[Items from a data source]
____

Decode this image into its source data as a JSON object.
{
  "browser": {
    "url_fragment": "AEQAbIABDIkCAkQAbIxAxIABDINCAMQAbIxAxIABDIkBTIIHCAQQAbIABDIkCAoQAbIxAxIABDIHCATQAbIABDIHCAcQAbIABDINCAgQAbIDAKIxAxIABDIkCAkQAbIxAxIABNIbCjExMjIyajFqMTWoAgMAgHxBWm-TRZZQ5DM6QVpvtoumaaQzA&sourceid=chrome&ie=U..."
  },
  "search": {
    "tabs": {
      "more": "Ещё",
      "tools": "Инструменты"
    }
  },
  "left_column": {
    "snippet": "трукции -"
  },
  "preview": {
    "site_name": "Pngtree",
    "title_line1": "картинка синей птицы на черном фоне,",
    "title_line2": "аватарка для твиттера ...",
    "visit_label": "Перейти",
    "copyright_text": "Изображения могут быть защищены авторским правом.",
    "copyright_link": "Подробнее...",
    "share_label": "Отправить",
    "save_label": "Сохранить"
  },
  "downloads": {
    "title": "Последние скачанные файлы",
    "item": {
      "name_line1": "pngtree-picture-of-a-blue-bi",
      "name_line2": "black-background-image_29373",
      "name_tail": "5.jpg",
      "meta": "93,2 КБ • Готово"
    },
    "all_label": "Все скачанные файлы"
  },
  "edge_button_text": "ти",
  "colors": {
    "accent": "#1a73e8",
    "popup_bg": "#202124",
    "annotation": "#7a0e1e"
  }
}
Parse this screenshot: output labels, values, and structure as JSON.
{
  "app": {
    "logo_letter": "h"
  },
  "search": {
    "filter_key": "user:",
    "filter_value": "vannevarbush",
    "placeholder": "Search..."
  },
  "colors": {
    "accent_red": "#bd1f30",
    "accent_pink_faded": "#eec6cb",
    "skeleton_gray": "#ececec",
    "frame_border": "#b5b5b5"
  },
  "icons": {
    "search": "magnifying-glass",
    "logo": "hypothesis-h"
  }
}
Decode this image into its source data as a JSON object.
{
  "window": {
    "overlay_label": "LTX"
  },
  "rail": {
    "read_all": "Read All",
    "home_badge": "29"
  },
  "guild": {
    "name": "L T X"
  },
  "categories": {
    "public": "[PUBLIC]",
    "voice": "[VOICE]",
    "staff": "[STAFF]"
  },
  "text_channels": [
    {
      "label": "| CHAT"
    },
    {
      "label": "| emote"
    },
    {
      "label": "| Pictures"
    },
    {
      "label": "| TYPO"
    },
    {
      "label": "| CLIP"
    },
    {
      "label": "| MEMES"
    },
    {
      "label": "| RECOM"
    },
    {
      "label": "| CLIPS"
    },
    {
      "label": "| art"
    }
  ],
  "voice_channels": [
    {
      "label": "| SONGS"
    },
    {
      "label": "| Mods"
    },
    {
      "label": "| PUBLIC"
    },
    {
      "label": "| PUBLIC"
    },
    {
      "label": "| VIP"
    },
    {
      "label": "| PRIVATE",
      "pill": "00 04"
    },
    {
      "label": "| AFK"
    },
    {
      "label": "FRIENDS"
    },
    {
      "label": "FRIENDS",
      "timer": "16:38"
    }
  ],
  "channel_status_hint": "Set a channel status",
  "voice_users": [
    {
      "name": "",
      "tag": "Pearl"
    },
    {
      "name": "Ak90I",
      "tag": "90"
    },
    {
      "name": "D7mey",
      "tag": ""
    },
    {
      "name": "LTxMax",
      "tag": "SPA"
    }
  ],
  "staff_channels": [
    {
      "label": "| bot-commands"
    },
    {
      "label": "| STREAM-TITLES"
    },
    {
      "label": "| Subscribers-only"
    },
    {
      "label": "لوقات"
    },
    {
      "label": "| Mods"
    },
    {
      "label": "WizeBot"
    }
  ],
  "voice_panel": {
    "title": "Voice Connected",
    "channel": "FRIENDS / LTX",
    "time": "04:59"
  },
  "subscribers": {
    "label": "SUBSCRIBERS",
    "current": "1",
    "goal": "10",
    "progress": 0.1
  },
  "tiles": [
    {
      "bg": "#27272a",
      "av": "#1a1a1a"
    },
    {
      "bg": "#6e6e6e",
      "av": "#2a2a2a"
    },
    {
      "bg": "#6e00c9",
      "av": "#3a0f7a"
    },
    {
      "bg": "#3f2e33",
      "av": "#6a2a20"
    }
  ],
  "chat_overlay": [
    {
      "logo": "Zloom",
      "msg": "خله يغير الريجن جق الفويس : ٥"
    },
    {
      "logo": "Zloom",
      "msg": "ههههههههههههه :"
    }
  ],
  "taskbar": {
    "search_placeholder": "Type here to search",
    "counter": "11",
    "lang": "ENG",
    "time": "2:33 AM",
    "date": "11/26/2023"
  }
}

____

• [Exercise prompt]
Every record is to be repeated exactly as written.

• [Task result]
Decode this image into its source data as a JSON object.
{
  "browser": {
    "url_fragment": "AEQAbIABDIkCAkQAbIxAxIABDINCAMQAbIxAxIABDIkBTIIHCAQQAbIABDIkCAoQAbIxAxIABDIHCATQAbIABDIHCAcQAbIABDINCAgQAbIDAKIxAxIABDIkCAkQAbIxAxIABNIbCjExMjIyajFqMTWoAgMAgHxBWm-TRZZQ5DM6QVpvtoumaaQzA&sourceid=chrome&ie=U..."
  },
  "search": {
    "tabs": {
      "more": "Ещё",
      "tools": "Инструменты"
    }
  },
  "left_column": {
    "snippet": "трукции -"
  },
  "preview": {
    "site_name": "Pngtree",
    "title_line1": "картинка синей птицы на черном фоне,",
    "title_line2": "аватарка для твиттера ...",
    "visit_label": "Перейти",
    "copyright_text": "Изображения могут быть защищены авторским правом.",
    "copyright_link": "Подробнее...",
    "share_label": "Отправить",
    "save_label": "Сохранить"
  },
  "downloads": {
    "title": "Последние скачанные файлы",
    "item": {
      "name_line1": "pngtree-picture-of-a-blue-bi",
      "name_line2": "black-background-image_29373",
      "name_tail": "5.jpg",
      "meta": "93,2 КБ • Готово"
    },
    "all_label": "Все скачанные файлы"
  },
  "edge_button_text": "ти",
  "colors": {
    "accent": "#1a73e8",
    "popup_bg": "#202124",
    "annotation": "#7a0e1e"
  }
}
Parse this screenshot: output labels, values, and structure as JSON.
{
  "app": {
    "logo_letter": "h"
  },
  "search": {
    "filter_key": "user:",
    "filter_value": "vannevarbush",
    "placeholder": "Search..."
  },
  "colors": {
    "accent_red": "#bd1f30",
    "accent_pink_faded": "#eec6cb",
    "skeleton_gray": "#ececec",
    "frame_border": "#b5b5b5"
  },
  "icons": {
    "search": "magnifying-glass",
    "logo": "hypothesis-h"
  }
}
Decode this image into its source data as a JSON object.
{
  "window": {
    "overlay_label": "LTX"
  },
  "rail": {
    "read_all": "Read All",
    "home_badge": "29"
  },
  "guild": {
    "name": "L T X"
  },
  "categories": {
    "public": "[PUBLIC]",
    "voice": "[VOICE]",
    "staff": "[STAFF]"
  },
  "text_channels": [
    {
      "label": "| CHAT"
    },
    {
      "label": "| emote"
    },
    {
      "label": "| Pictures"
    },
    {
      "label": "| TYPO"
    },
    {
      "label": "| CLIP"
    },
    {
      "label": "| MEMES"
    },
    {
      "label": "| RECOM"
    },
    {
      "label": "| CLIPS"
    },
    {
      "label": "| art"
    }
  ],
  "voice_channels": [
    {
      "label": "| SONGS"
    },
    {
      "label": "| Mods"
    },
    {
      "label": "| PUBLIC"
    },
    {
      "label": "| PUBLIC"
    },
    {
      "label": "| VIP"
    },
    {
      "label": "| PRIVATE",
      "pill": "00 04"
    },
    {
      "label": "| AFK"
    },
    {
      "label": "FRIENDS"
    },
    {
      "label": "FRIENDS",
      "timer": "16:38"
    }
  ],
  "channel_status_hint": "Set a channel status",
  "voice_users": [
    {
      "name": "",
      "tag": "Pearl"
    },
    {
      "name": "Ak90I",
      "tag": "90"
    },
    {
      "name": "D7mey",
      "tag": ""
    },
    {
      "name": "LTxMax",
      "tag": "SPA"
    }
  ],
  "staff_channels": [
    {
      "label": "| bot-commands"
    },
    {
      "label": "| STREAM-TITLES"
    },
    {
      "label": "| Subscribers-only"
    },
    {
      "label": "لوقات"
    },
    {
      "label": "| Mods"
    },
    {
      "label": "WizeBot"
    }
  ],
  "voice_panel": {
    "title": "Voice Connected",
    "channel": "FRIENDS / LTX",
    "time": "04:59"
  },
  "subscribers": {
    "label": "SUBSCRIBERS",
    "current": "1",
    "goal": "10",
    "progress": 0.1
  },
  "tiles": [
    {
      "bg": "#27272a",
      "av": "#1a1a1a"
    },
    {
      "bg": "#6e6e6e",
      "av": "#2a2a2a"
    },
    {
      "bg": "#6e00c9",
      "av": "#3a0f7a"
    },
    {
      "bg": "#3f2e33",
      "av": "#6a2a20"
    }
  ],
  "chat_overlay": [
    {
      "logo": "Zloom",
      "msg": "خله يغير الريجن جق الفويس : ٥"
    },
    {
      "logo": "Zloom",
      "msg": "ههههههههههههه :"
    }
  ],
  "taskbar": {
    "search_placeholder": "Type here to search",
    "counter": "11",
    "lang": "ENG",
    "time": "2:33 AM",
    "date": "11/26/2023"
  }
}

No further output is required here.